"[Diebold] literally engaged in absolutely deplorable behavior and, to that extent, put the election at risk, jeopardizing the outcome of the election," said California Secretary of State Kevin Shelley.
Some 50 million Americans -- about 29 percent of voters in the United States -- are expected to use touch-screen electronic voting machines in next week's election.
The problem came to light in the California primary last March when a massive failure of the electronic voting machines left thousands of San Diego residents unable to cast their votes.
Diebold's director of marketing, Mark Rapke, said it was a regrettable error the company has fixed.
"Of course we would have wished the situation would not have happened, but it did," Rapke told ABC News. "There was back up available. But again, with additional familiarity with the system, again, this problem would not have happened."
But a former Diebold technical worker, James Dunn, told ABC News the company was aware of the software and electronic problems before the election, and never reported them.
"The machine would lock up or lose its software load. A very uncommon thing and not a good thing," said Dunn. "And once that machine's locked up you're unable to produce voter cards, which means you're unable to open the election voting machine and people can't vote. But they shipped it anyway."
Experts have raised questions about the machines' security features, which some say can be easily defeated, making it possible to manipulate the actual vote count.
"In all of my consulting work and all of my work in industry I've never seen a system that I thought was this vulnerable to abuse," said Avi Rubin, a professor of computer science at Johns Hopkins University in Maryland, who, along with other security experts, analyzed Diebold's source code for the electronic voting machines.
He said tampering of the machines would be easy. "It would only take a few minutes to erase a vote," he said.
Diebold also has been fighting a perception problem. Its chairman, Walden O'Dell, is a major contributor to the Republican Party. O'Dell is a "pioneer," which means he's raised at least $100,000 for the president's re-election campaign.
In a letter dated Aug. 14, 2003, O'Dell said he was "committed to helping Ohio deliver its electoral votes to President Bush." This pledge raised concerns among Democrats, including California Secretary of State Shelley.
"I think it calls into question the integrity of the process," Shelley told ABC News.
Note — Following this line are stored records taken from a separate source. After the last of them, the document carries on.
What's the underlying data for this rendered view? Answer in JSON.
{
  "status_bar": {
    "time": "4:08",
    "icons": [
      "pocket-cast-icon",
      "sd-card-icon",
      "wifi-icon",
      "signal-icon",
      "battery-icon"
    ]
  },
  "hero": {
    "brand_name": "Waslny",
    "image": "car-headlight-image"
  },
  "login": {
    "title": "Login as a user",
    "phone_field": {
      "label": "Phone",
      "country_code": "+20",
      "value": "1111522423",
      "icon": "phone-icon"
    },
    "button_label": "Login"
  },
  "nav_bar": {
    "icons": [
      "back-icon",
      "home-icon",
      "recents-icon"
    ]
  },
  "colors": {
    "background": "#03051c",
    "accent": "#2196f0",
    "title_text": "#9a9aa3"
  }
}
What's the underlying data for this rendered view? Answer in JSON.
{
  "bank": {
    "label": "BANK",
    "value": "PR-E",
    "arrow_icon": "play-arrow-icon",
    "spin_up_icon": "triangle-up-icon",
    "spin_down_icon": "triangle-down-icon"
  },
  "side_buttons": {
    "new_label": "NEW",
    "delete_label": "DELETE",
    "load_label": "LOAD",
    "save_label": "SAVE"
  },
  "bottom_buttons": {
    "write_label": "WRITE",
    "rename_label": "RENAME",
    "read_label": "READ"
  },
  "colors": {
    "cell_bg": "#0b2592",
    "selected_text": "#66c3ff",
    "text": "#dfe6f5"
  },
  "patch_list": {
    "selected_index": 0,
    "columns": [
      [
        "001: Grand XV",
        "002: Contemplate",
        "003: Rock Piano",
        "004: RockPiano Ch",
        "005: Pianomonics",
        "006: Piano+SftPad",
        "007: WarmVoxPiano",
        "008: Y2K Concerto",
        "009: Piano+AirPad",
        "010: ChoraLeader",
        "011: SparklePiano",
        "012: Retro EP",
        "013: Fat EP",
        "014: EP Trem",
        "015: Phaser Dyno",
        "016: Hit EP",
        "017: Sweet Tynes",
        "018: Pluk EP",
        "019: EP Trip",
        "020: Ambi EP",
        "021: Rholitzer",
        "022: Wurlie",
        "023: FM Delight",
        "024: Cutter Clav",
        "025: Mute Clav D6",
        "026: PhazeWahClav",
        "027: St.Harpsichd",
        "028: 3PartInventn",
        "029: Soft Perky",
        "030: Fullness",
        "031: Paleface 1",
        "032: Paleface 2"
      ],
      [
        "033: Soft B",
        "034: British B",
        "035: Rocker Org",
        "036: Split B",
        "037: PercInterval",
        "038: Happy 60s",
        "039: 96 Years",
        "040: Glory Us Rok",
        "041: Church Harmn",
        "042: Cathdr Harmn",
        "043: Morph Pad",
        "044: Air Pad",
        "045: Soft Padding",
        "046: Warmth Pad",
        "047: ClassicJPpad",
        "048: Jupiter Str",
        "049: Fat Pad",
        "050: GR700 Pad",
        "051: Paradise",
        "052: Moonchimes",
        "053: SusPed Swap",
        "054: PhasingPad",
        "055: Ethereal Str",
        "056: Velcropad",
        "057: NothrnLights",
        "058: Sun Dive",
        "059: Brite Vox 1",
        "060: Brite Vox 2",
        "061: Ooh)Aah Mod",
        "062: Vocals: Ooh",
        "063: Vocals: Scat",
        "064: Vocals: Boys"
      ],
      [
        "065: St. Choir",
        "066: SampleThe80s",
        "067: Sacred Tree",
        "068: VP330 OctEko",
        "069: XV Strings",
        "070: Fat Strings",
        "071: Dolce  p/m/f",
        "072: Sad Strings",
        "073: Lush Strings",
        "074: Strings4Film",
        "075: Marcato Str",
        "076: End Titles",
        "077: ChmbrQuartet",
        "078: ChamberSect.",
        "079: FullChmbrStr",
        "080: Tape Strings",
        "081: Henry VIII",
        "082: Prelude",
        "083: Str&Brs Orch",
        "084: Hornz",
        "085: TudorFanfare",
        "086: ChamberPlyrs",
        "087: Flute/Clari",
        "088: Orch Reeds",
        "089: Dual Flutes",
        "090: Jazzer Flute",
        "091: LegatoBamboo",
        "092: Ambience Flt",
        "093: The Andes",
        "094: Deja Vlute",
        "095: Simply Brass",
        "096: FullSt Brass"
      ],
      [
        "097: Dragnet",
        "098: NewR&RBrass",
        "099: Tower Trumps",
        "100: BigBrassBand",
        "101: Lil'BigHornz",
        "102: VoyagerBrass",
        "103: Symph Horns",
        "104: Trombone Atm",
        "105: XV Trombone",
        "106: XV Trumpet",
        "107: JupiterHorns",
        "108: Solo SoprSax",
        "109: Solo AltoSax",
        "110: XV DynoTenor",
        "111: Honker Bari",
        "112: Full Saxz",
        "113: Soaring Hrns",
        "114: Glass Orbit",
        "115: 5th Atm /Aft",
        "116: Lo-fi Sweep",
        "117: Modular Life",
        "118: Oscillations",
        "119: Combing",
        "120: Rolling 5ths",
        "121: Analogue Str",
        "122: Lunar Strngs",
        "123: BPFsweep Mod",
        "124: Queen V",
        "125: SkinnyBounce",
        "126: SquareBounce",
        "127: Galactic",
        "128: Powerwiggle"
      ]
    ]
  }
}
A Diebold spokesman said O'Dell's letter was a mistake and had absolutely nothing to do with the integrity of its machines. The spokesman said the company no longer permits its executives to be involved in politics.
ABC News' David Scott and Marni Lane contributed to this report.